Exercise objective — All that is needed is every line of the listing below that has "kind".
◇ ◇ ◇ ◇ ◇
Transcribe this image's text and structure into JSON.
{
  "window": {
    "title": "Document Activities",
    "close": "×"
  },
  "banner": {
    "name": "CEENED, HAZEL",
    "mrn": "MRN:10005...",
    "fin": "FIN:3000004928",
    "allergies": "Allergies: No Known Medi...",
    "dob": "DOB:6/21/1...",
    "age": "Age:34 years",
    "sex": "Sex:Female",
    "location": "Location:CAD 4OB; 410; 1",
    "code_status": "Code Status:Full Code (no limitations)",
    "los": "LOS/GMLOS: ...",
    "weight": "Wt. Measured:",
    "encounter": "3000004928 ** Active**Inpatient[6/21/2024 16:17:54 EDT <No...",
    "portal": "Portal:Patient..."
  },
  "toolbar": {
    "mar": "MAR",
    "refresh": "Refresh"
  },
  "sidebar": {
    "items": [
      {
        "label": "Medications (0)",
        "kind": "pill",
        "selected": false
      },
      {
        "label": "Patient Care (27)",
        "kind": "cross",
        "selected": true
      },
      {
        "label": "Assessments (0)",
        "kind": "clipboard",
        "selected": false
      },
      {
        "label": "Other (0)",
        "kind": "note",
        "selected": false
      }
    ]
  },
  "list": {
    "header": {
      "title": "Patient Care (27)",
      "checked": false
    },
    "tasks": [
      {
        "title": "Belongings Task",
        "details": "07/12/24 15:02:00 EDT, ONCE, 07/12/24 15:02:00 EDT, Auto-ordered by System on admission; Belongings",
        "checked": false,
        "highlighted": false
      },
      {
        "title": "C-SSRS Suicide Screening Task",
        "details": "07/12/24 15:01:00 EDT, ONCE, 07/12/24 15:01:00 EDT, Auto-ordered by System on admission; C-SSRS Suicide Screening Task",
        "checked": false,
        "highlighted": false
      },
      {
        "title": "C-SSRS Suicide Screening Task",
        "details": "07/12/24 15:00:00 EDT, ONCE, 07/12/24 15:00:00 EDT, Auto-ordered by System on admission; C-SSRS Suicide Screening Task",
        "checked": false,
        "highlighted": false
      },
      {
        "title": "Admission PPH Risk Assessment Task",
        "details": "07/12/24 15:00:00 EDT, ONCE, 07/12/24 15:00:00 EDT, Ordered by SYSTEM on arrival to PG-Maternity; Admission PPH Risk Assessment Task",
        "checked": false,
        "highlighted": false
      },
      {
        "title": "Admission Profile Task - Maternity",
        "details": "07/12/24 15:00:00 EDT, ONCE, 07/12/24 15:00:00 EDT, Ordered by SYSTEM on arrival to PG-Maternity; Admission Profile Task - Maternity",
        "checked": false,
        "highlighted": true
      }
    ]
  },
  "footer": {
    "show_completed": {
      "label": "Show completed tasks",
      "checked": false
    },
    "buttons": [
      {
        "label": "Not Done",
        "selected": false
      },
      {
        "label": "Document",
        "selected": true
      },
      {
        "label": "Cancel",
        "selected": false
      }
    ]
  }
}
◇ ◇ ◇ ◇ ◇
Task output —
        "kind": "pill",
        "kind": "cross",
        "kind": "clipboard",
        "kind": "note",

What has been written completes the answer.